      This is important, and in my teaching I've been careful to include web annotation in both private (group) and public modes so that learners find comfort with different approaches and can come to appreciate some of the scaffolding that you describe.

    5. Amazing

      You're very welcome, and we're appreciative of your willingness to merge formal course activities with the more open-ended and interest-driven approach to educator learning via Marginal Syllabus.

    6. to highlight things they noticed and that raised questions for them

      A publicly visible and annotated syllabus is a great practice, and something I'll incorporate into courses - great idea!

    7. about the power of annotation

      This is quickly going to become a bit meta... :)

  6. Dec 2016
  7. Aug 2016
  8. maurice1979-blog.tumblr.com maurice1979-blog.tumblr.com
    1. Hi there, I am using this open source tool to promote open science by make open annotations directly on the was as a platform for collaboration. You also can jot down your comments in the context where it belongs.

  9. Jun 2016
  10. Apr 2016
  11. Mar 2016
    1. open annotation.

      I'd like to hear discussion around the term "open" here. How exactly are you using it @remiholden? To mean public as opposed to private?

      For me, open has specific infrastructural connotations: it's about a variety of annotation clients like hypothes.is conforming to certain wider standards so that web annotation--like the web itself--is an interoperable system.

      But I'm curious the degree to which that matters to teachers and learners. And why? We're using hypothes.is, which promises to conform to standards being developed by the w3c, but could DIIGO do the trick even though they're system (for now) is closed?

  12. Jan 2016
    1. It will only happen if we fix our politics. A better politics doesn’t mean we have to agree on everything.  This is a big country, with different regions and attitudes and interests.  That’s one of our strengths, too.  Our Founders distributed power between states and branches of government, and expected us to argue, just as they did, over the size and shape of government, over commerce and foreign relations, over the meaning of liberty and the imperatives of security.

      While technology doesn't solve everything, I firmly believe it has a critical role to play in fixing our politics. Better and easier ways for citizens to hold their government accountable, engage with their elected officials and each other, and way more exist. We're using one right now.
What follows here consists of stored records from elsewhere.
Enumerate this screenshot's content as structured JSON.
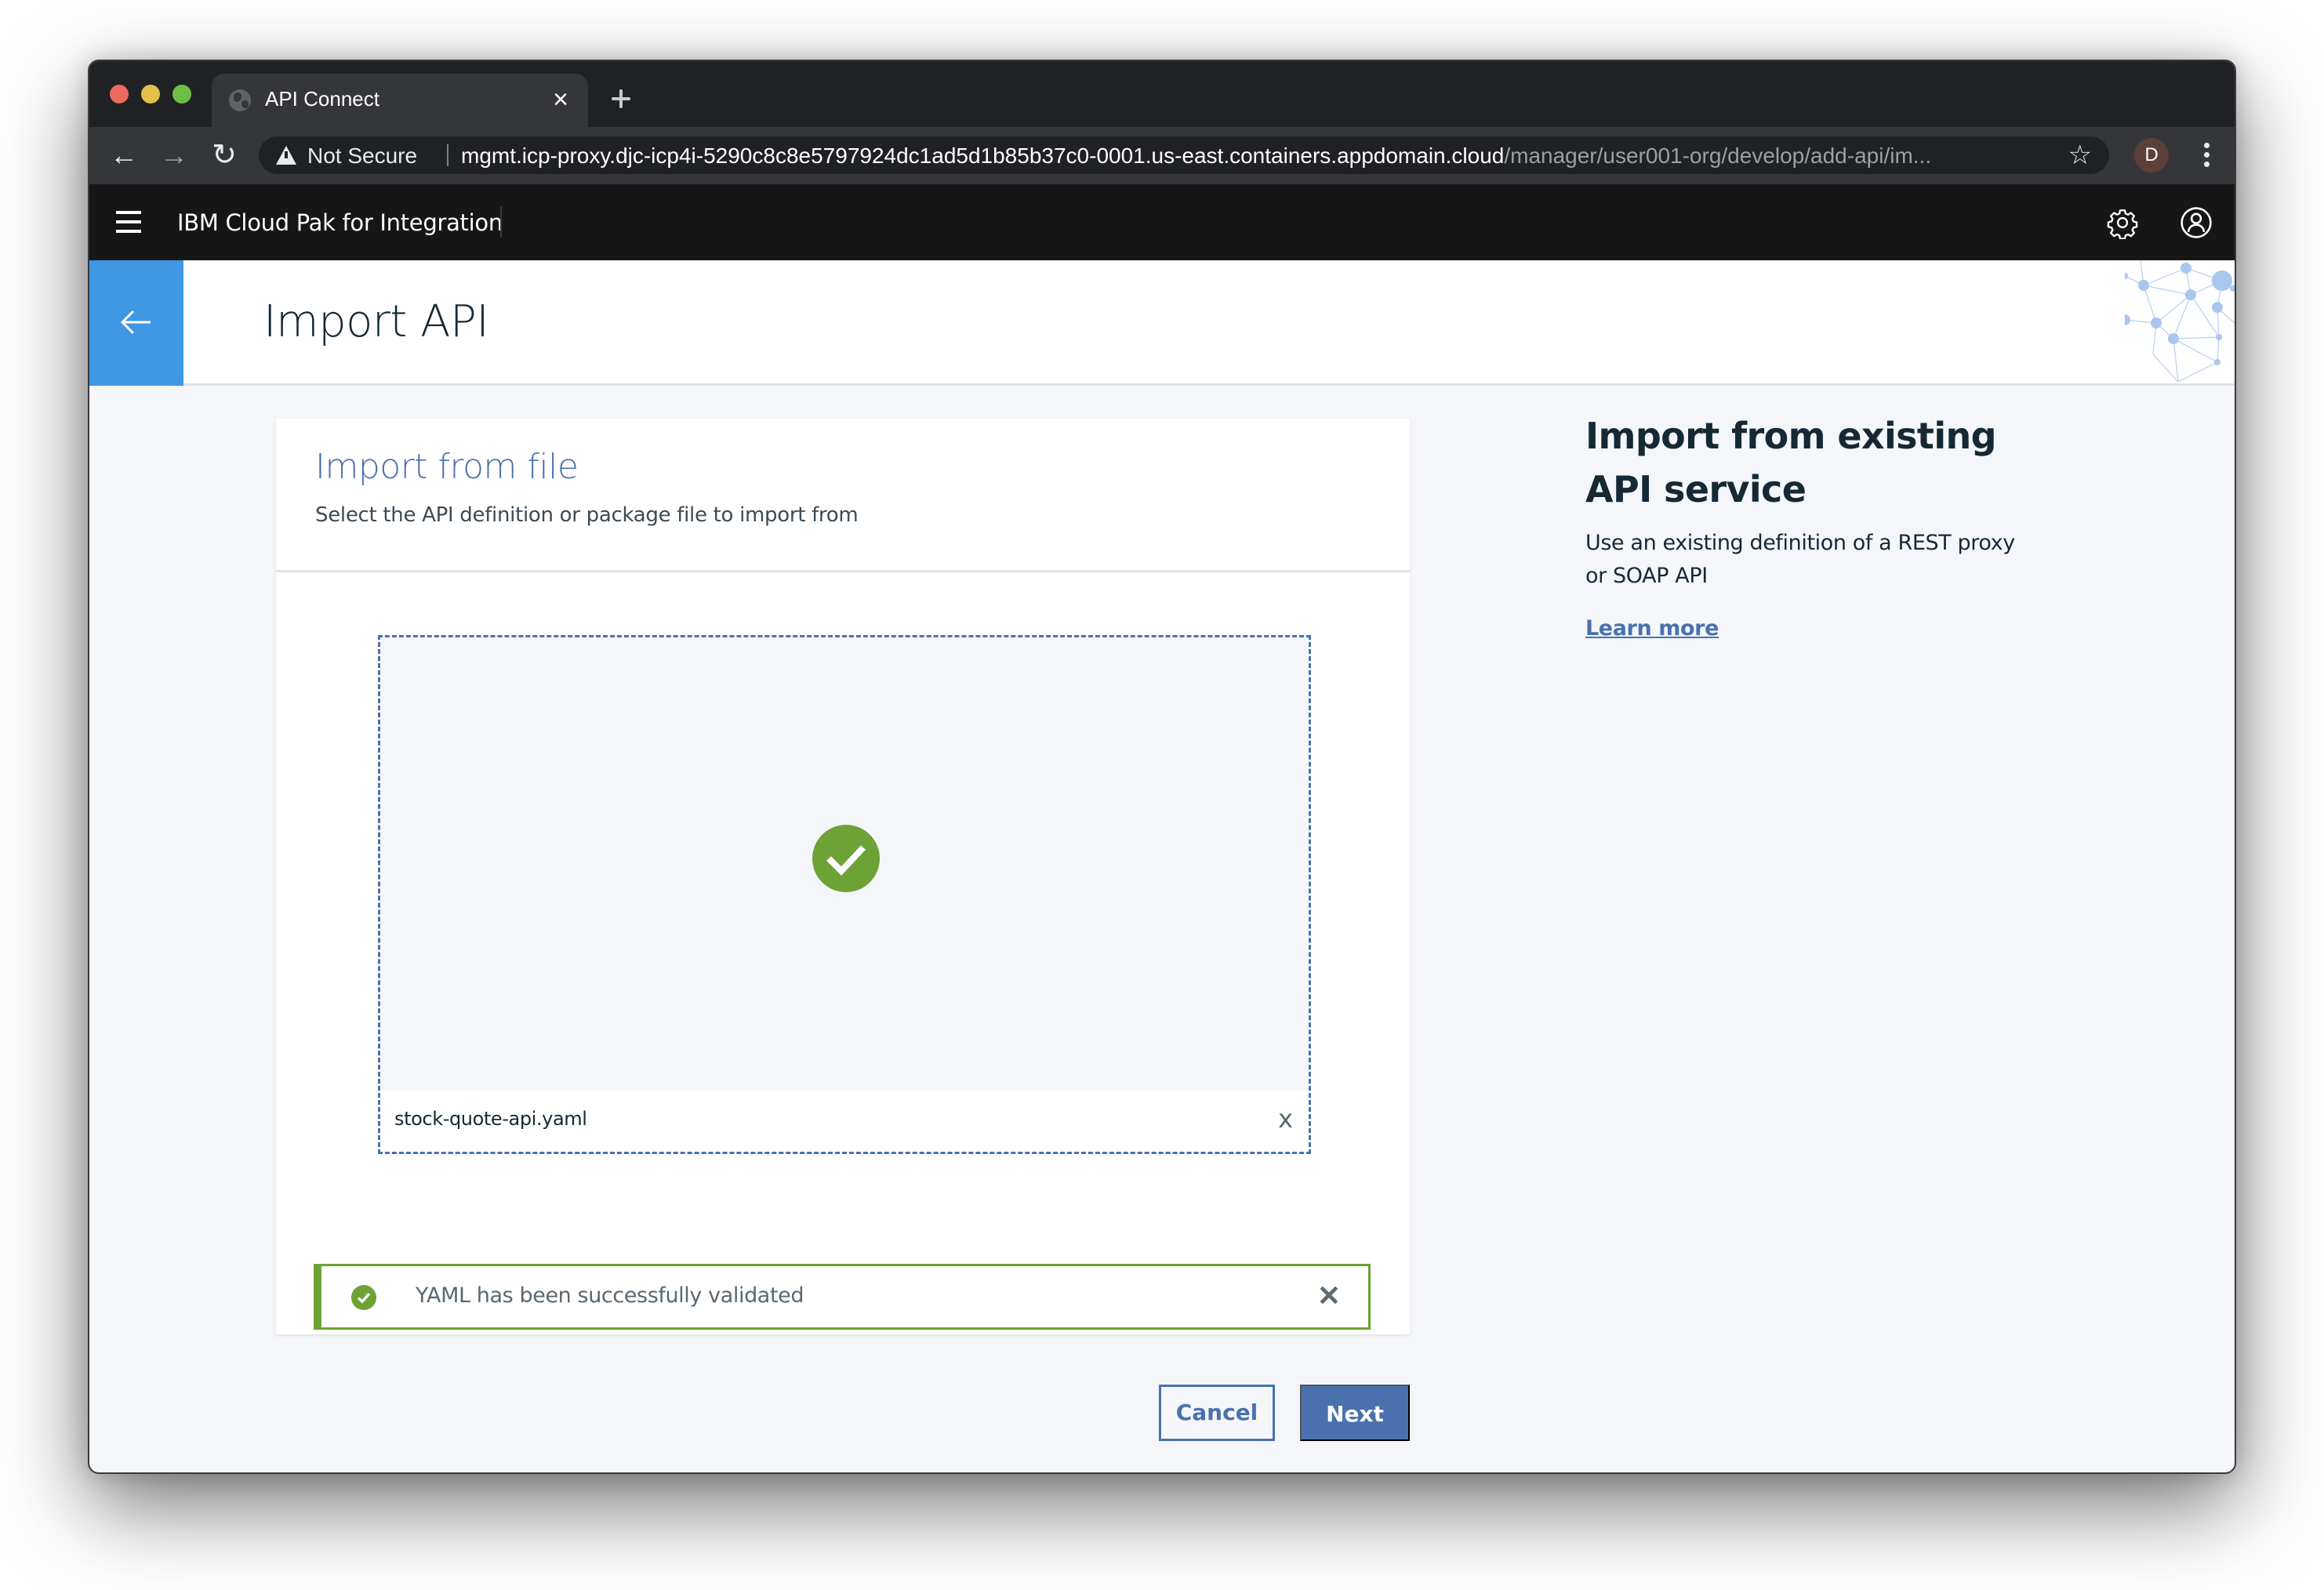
{
  "browser": {
    "tab_title": "API Connect",
    "tab_close_glyph": "×",
    "new_tab_icon": "plus-icon",
    "nav": {
      "back_glyph": "←",
      "forward_glyph": "→",
      "reload_glyph": "↻"
    },
    "security_label": "Not Secure",
    "url_host": "mgmt.icp-proxy.djc-icp4i-5290c8c8e5797924dc1ad5d1b85b37c0-0001.us-east.containers.appdomain.cloud",
    "url_path": "/manager/user001-org/develop/add-api/im...",
    "bookmark_glyph": "☆",
    "profile_initial": "D"
  },
  "app_header": {
    "product_name": "IBM Cloud Pak for Integration",
    "icons": [
      "hamburger-menu-icon",
      "settings-icon",
      "user-profile-icon"
    ]
  },
  "page": {
    "title": "Import API",
    "back_icon": "arrow-left-icon"
  },
  "import_card": {
    "title": "Import from file",
    "subtitle": "Select the API definition or package file to import from",
    "dropzone": {
      "status_icon": "success-check-icon",
      "file_name": "stock-quote-api.yaml",
      "remove_label": "x"
    },
    "notification": {
      "kind": "success",
      "icon": "checkmark-filled-icon",
      "message": "YAML has been successfully validated",
      "close_glyph": "✕"
    }
  },
  "actions": {
    "cancel_label": "Cancel",
    "next_label": "Next"
  },
  "side_panel": {
    "title": "Import from existing API service",
    "description": "Use an existing definition of a REST proxy or SOAP API",
    "link_label": "Learn more"
  },
  "colors": {
    "accent_blue": "#4a71ad",
    "back_button_blue": "#4097e4",
    "success_green": "#6ea136",
    "header_black": "#161616",
    "page_bg": "#f4f6fa"
  }
}
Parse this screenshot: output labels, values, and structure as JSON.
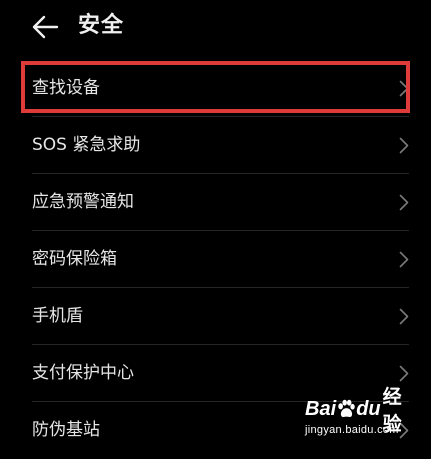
{
  "header": {
    "back_icon": "arrow-left-icon",
    "title": "安全"
  },
  "menu": {
    "items": [
      {
        "label": "查找设备",
        "icon": "chevron-right-icon",
        "highlighted": true
      },
      {
        "label": "SOS 紧急求助",
        "icon": "chevron-right-icon"
      },
      {
        "label": "应急预警通知",
        "icon": "chevron-right-icon"
      },
      {
        "label": "密码保险箱",
        "icon": "chevron-right-icon"
      },
      {
        "label": "手机盾",
        "icon": "chevron-right-icon"
      },
      {
        "label": "支付保护中心",
        "icon": "chevron-right-icon"
      },
      {
        "label": "防伪基站",
        "icon": "chevron-right-icon"
      }
    ]
  },
  "annotation": {
    "color": "#e03b3b"
  },
  "watermark": {
    "brand_part1": "Bai",
    "brand_part2": "du",
    "brand_suffix": "经验",
    "url": "jingyan.baidu.com"
  },
  "colors": {
    "background": "#000000",
    "text": "#e6e6e6",
    "chevron": "#7a7a7a",
    "divider": "#262626"
  }
}
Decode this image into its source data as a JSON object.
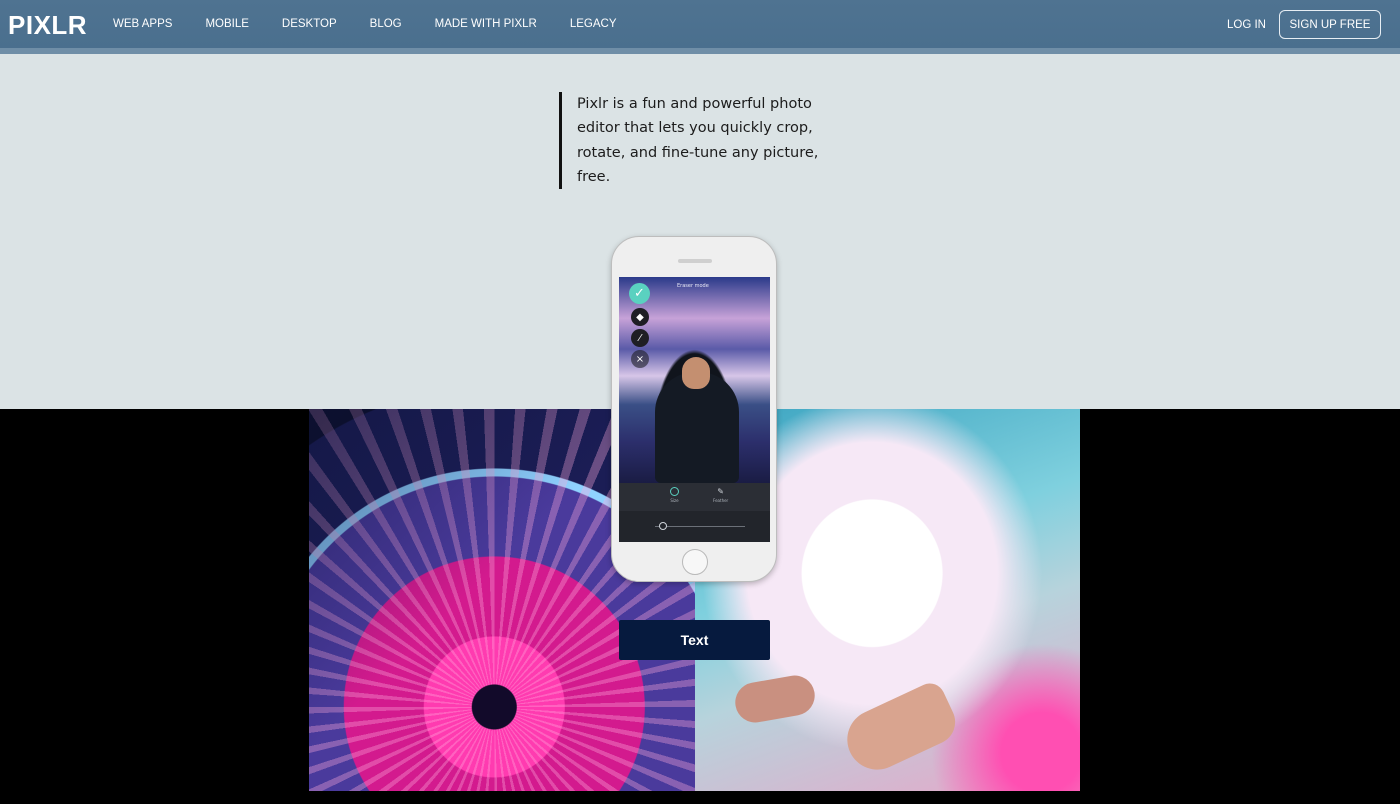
{
  "brand": {
    "logo": "PIXLR"
  },
  "nav": {
    "links": [
      "WEB APPS",
      "MOBILE",
      "DESKTOP",
      "BLOG",
      "MADE WITH PIXLR",
      "LEGACY"
    ],
    "login": "LOG IN",
    "signup": "SIGN UP FREE"
  },
  "hero": {
    "quote": "Pixlr is a fun and powerful photo editor that lets you quickly crop, rotate, and fine-tune any picture, free."
  },
  "phone": {
    "screen_title": "Eraser mode",
    "modes": [
      "Size",
      "Feather"
    ]
  },
  "cta": {
    "text_button": "Text"
  },
  "colors": {
    "nav_bg": "#4f7391",
    "hero_bg": "#dbe3e5",
    "button_bg": "#061a3e",
    "accent": "#5ad1c0"
  },
  "icons": [
    "check-icon",
    "eraser-icon",
    "brush-icon",
    "close-icon",
    "radio-icon",
    "feather-icon"
  ]
}
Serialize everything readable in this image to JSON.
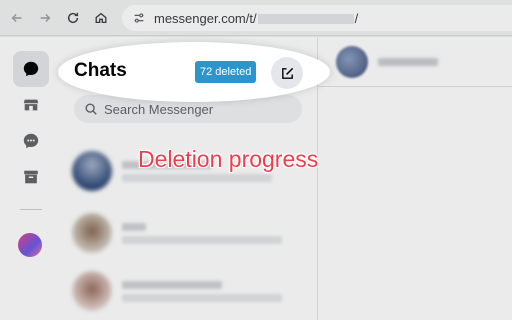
{
  "browser": {
    "url_prefix": "messenger.com/t/",
    "url_suffix": "/",
    "icons": [
      "back-arrow-icon",
      "forward-arrow-icon",
      "reload-icon",
      "home-icon",
      "site-info-icon"
    ]
  },
  "rail": {
    "items": [
      {
        "name": "chats",
        "icon": "chat-bubble-icon",
        "active": true
      },
      {
        "name": "marketplace",
        "icon": "store-icon",
        "active": false
      },
      {
        "name": "message-requests",
        "icon": "chat-dots-icon",
        "active": false
      },
      {
        "name": "archive",
        "icon": "archive-box-icon",
        "active": false
      }
    ]
  },
  "chat_list": {
    "title": "Chats",
    "deleted_badge": "72 deleted",
    "compose_icon": "compose-icon",
    "search_placeholder": "Search Messenger"
  },
  "annotation": "Deletion progress",
  "colors": {
    "badge": "#2c95cc",
    "annotation": "#ee3e4e"
  }
}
    2. That’s how we forged a Trans-Pacific Partnership to open markets, protect workers and the environment, and advance American leadership in Asia.  It cuts 18,000 taxes on products Made in America, and supports more good jobs.  With TPP, China doesn’t set the rules in that region, we do.  You want to show our strength in this century?  Approve this agreement.  Give us the tools to enforce it. 

      An opportunity to employ online, open co-creation tools. Such as, say, Hypothes.is. Or what the D.C.'s Mayor Bowser and city council are doing with the Madison online policymaking software.

      Back when this was still being negotiated in secret, a leaked chapter of TPP was opened on the very first version of Madison. What could've been as far as harnessing open online annotation for transparent, smarter policy outcomes.

  13. Dec 2015
    1. Anyone can say Anything

      The “Open World Assumption” is central to this post and to the actual shift in paradigm when it comes to moving from documents to data. People/institutions have an alleged interest in protecting the way their assets are described. Even libraries. The Open World Assumption makes it sound quite chaotic, to some ears. And claims that machine learning will solve everything tend not to help the unconvinced too much. Something to note is that this ability to say something about a third party’s resource connects really well with Web annotations (which do more than “add metadata” to those resources) and with the fact that no-cost access to some item of content isn’t the end of the openness.

  14. Aug 2015
  15. Dec 2014
  16. Nov 2014
    1. Ich vermute sehr, dass offenes Annotieren im Web eine zentrale digitale Kommunikationsform der näheren Zukunft wird.

      Dies gilt jedenfalls, wenn Annotationstools so einfach und intuitiv gestaltet sind wie dieser Annotator.